Use my MacBook Air as my main machine. I love this little computer, but its puny graphics card wouldn’t be able to handle my big screen, and I’m not willing to give that up.2 Also, I’m running four hard drives in my tower, so I’d have to figure out an external solution for these.
Buy a used-but-newer Mac Pro. The transition would be simple — just shove my drives into the new chassis. But used Mac Pros are not cheap ($1000+), and in six months I’d have two old towers to get rid of.
Buy the current Mac Pro. Sure, they’re not the computers I’d hope they’d be, but they’re certainly faster than what I’m running now. This was Marco Arment’s solution, and he’s a smart guy. But I’d no doubt feel stuck with this if the next Mac Pros are the generational leap in performance many believe they will be.

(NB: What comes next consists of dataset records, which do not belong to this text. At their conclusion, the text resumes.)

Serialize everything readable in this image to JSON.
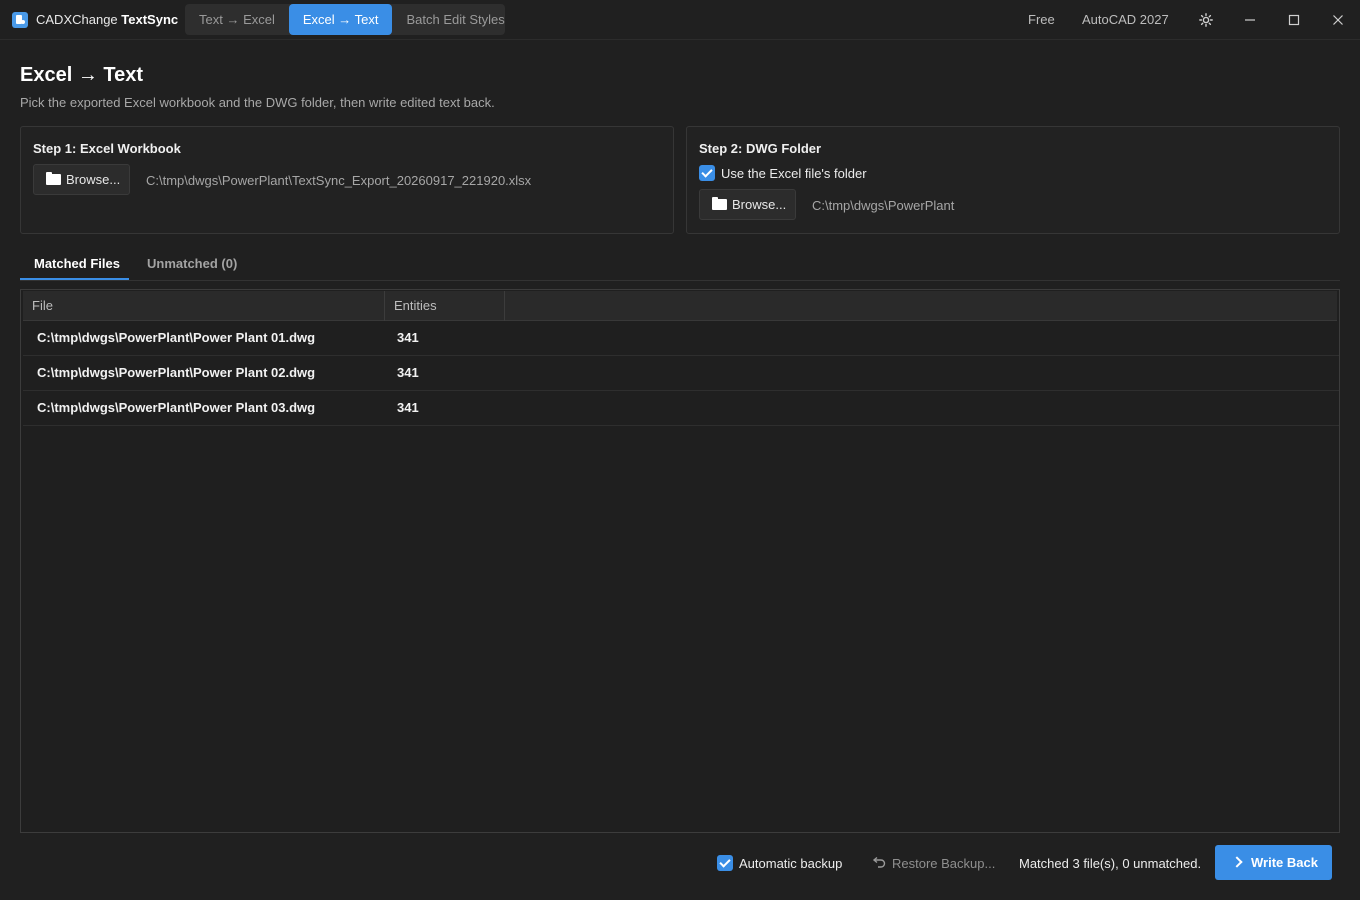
{
  "titlebar": {
    "app_name_prefix": "CADXChange",
    "app_name_bold": "TextSync",
    "mode_tabs": [
      {
        "label": "Text → Excel",
        "active": false
      },
      {
        "label": "Excel → Text",
        "active": true
      },
      {
        "label": "Batch Edit Styles",
        "active": false
      }
    ],
    "license": "Free",
    "host_app": "AutoCAD 2027",
    "theme_icon": "sun-icon",
    "window_controls": [
      "minimize-icon",
      "maximize-icon",
      "close-icon"
    ]
  },
  "header": {
    "title": "Excel → Text",
    "subtitle": "Pick the exported Excel workbook and the DWG folder, then write edited text back."
  },
  "step1": {
    "title": "Step 1: Excel Workbook",
    "browse_label": "Browse...",
    "path": "C:\\tmp\\dwgs\\PowerPlant\\TextSync_Export_20260917_221920.xlsx"
  },
  "step2": {
    "title": "Step 2: DWG Folder",
    "use_excel_folder_label": "Use the Excel file's folder",
    "use_excel_folder_checked": true,
    "browse_label": "Browse...",
    "path": "C:\\tmp\\dwgs\\PowerPlant"
  },
  "result_tabs": [
    {
      "label": "Matched Files",
      "active": true
    },
    {
      "label": "Unmatched (0)",
      "active": false
    }
  ],
  "table": {
    "columns": [
      "File",
      "Entities"
    ],
    "rows": [
      {
        "file": "C:\\tmp\\dwgs\\PowerPlant\\Power Plant 01.dwg",
        "entities": "341"
      },
      {
        "file": "C:\\tmp\\dwgs\\PowerPlant\\Power Plant 02.dwg",
        "entities": "341"
      },
      {
        "file": "C:\\tmp\\dwgs\\PowerPlant\\Power Plant 03.dwg",
        "entities": "341"
      }
    ]
  },
  "footer": {
    "auto_backup_label": "Automatic backup",
    "auto_backup_checked": true,
    "restore_label": "Restore Backup...",
    "status": "Matched 3 file(s), 0 unmatched.",
    "write_back_label": "Write Back"
  },
  "colors": {
    "accent": "#3a8ee6",
    "background": "#202020",
    "panel_border": "#363636"
  }
}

Get a Mac Mini. According to speed tests, the fastest version of Mac Mini is actually faster than my current tower. But it’s also pretty expensive ($1500) for something I only hope to hold onto for six months.
Get a Retina Macbook Pro. It’s the fastest machine Apple sells, and the hi-res monitor would be good for proofing graphics. But it’s a lot of money ($2200+) for something I don’t plan to keep, and it feels odd to have two laptops.

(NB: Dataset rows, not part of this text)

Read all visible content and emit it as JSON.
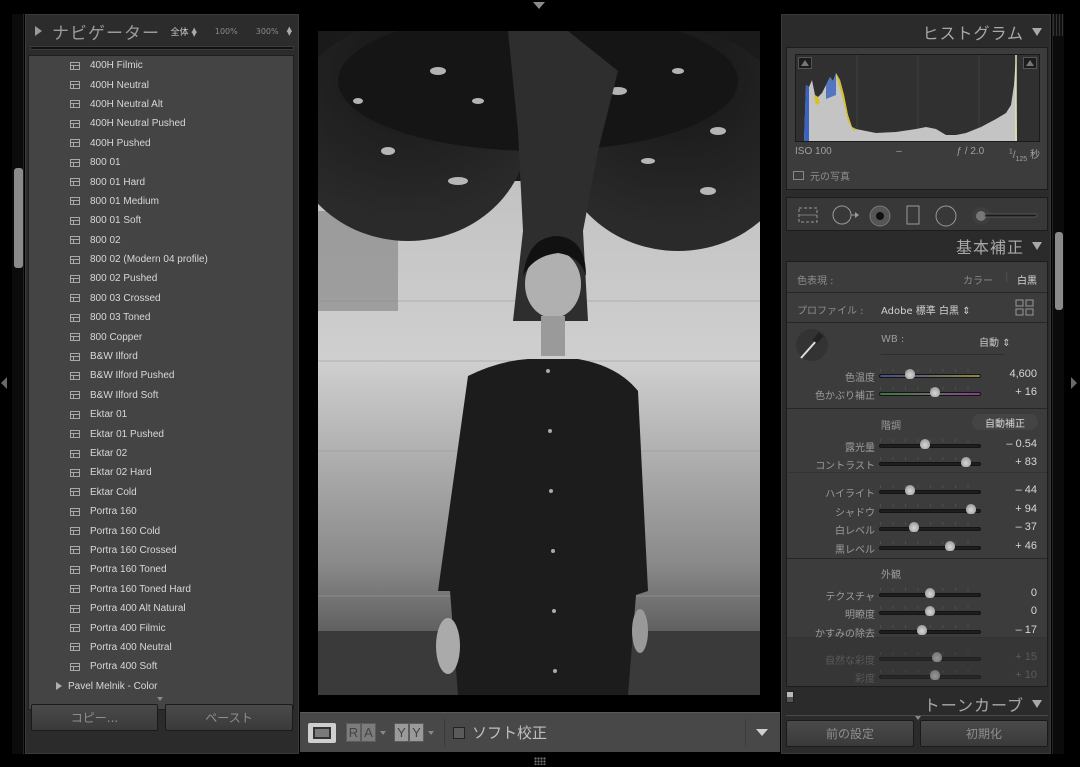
{
  "navigator": {
    "title": "ナビゲーター",
    "zoom_fit": "全体",
    "zoom_100": "100%",
    "zoom_300": "300%"
  },
  "presets": {
    "items": [
      "400H Filmic",
      "400H Neutral",
      "400H Neutral Alt",
      "400H Neutral Pushed",
      "400H Pushed",
      "800 01",
      "800 01 Hard",
      "800 01 Medium",
      "800 01 Soft",
      "800 02",
      "800 02 (Modern 04 profile)",
      "800 02 Pushed",
      "800 03 Crossed",
      "800 03 Toned",
      "800 Copper",
      "B&W Ilford",
      "B&W Ilford Pushed",
      "B&W Ilford Soft",
      "Ektar 01",
      "Ektar 01 Pushed",
      "Ektar 02",
      "Ektar 02 Hard",
      "Ektar Cold",
      "Portra 160",
      "Portra 160 Cold",
      "Portra 160 Crossed",
      "Portra 160 Toned",
      "Portra 160 Toned Hard",
      "Portra 400 Alt Natural",
      "Portra 400 Filmic",
      "Portra 400 Neutral",
      "Portra 400 Soft"
    ],
    "folder": "Pavel Melnik - Color"
  },
  "left_buttons": {
    "copy": "コピー...",
    "paste": "ペースト"
  },
  "toolbar": {
    "ra_left": "R",
    "ra_right": "A",
    "yy_left": "Y",
    "yy_right": "Y",
    "soft_proof": "ソフト校正"
  },
  "histogram": {
    "title": "ヒストグラム",
    "iso": "ISO 100",
    "focal": "–",
    "aperture": "ƒ / 2.0",
    "shutter_num": "1",
    "shutter_den": "125",
    "shutter_unit": "秒",
    "original_photo": "元の写真"
  },
  "basic": {
    "title": "基本補正",
    "treatment_label": "色表現 :",
    "treatment_color": "カラー",
    "treatment_bw": "白黒",
    "profile_label": "プロファイル :",
    "profile_value": "Adobe 標準 白黒",
    "wb_label": "WB :",
    "wb_value": "自動",
    "tone_label": "階調",
    "auto_label": "自動補正",
    "presence_label": "外観",
    "sliders": {
      "temp": {
        "label": "色温度",
        "value": "4,600",
        "position": 0.3
      },
      "tint": {
        "label": "色かぶり補正",
        "value": "+ 16",
        "position": 0.55
      },
      "exposure": {
        "label": "露光量",
        "value": "– 0.54",
        "position": 0.45
      },
      "contrast": {
        "label": "コントラスト",
        "value": "+ 83",
        "position": 0.86
      },
      "highlights": {
        "label": "ハイライト",
        "value": "– 44",
        "position": 0.3
      },
      "shadows": {
        "label": "シャドウ",
        "value": "+ 94",
        "position": 0.91
      },
      "whites": {
        "label": "白レベル",
        "value": "– 37",
        "position": 0.34
      },
      "blacks": {
        "label": "黒レベル",
        "value": "+ 46",
        "position": 0.7
      },
      "texture": {
        "label": "テクスチャ",
        "value": "0",
        "position": 0.5
      },
      "clarity": {
        "label": "明瞭度",
        "value": "0",
        "position": 0.5
      },
      "dehaze": {
        "label": "かすみの除去",
        "value": "– 17",
        "position": 0.42
      },
      "vibrance": {
        "label": "自然な彩度",
        "value": "+ 15",
        "position": 0.57
      },
      "saturation": {
        "label": "彩度",
        "value": "+ 10",
        "position": 0.55
      }
    }
  },
  "tone_curve": {
    "title": "トーンカーブ"
  },
  "right_buttons": {
    "previous": "前の設定",
    "reset": "初期化"
  }
}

A new scenario that we discussed at lunch is a variation on #6. I would take Ryan Nelson’s recent-edition MacBook Pro and buy him the Retina version.
Why it’s a good idea:
- It puts the hi-res screen in the hands of the graphics guy who actually needs it.
- His MacBook is powerful enough to run my big monitor. (With a $99 adapter.)
- I should be able to replace his hard drive with my tower’s SSD, so it’s a fairly painless transition.
Why it’s a bad idea:
- Using a laptop as a desktop computer is arguably the worst of both worlds. Everything about a laptop is designed to maximize battery life.
- I still have the hard drive problem. One possibility: Keeping the tower around as a headless server and just pull files off that as needed.
- Ryan gets a cool new computer and I get his leftovers. Boo.
For now, this is feeling like the best plan. As a company, we’d already discussed the need for at least one Retina Mac between me, Nima and Ryan. But I’m still open for other solutions as they come up.
- Sure: you can make a distinction between “able” and “permitted.” There’s a chance that someone will come out with a clever hack that will enable Mountain Lion to be installed on my old machine. But then I’m risking crashes and bugginess, which is a considerable trade-off. ↩
- Also, I’ve played Diablo 3 on my Air, and it just about melts. But the inability to play Diablo 3 could be argued as an argument *for* the Air. ↩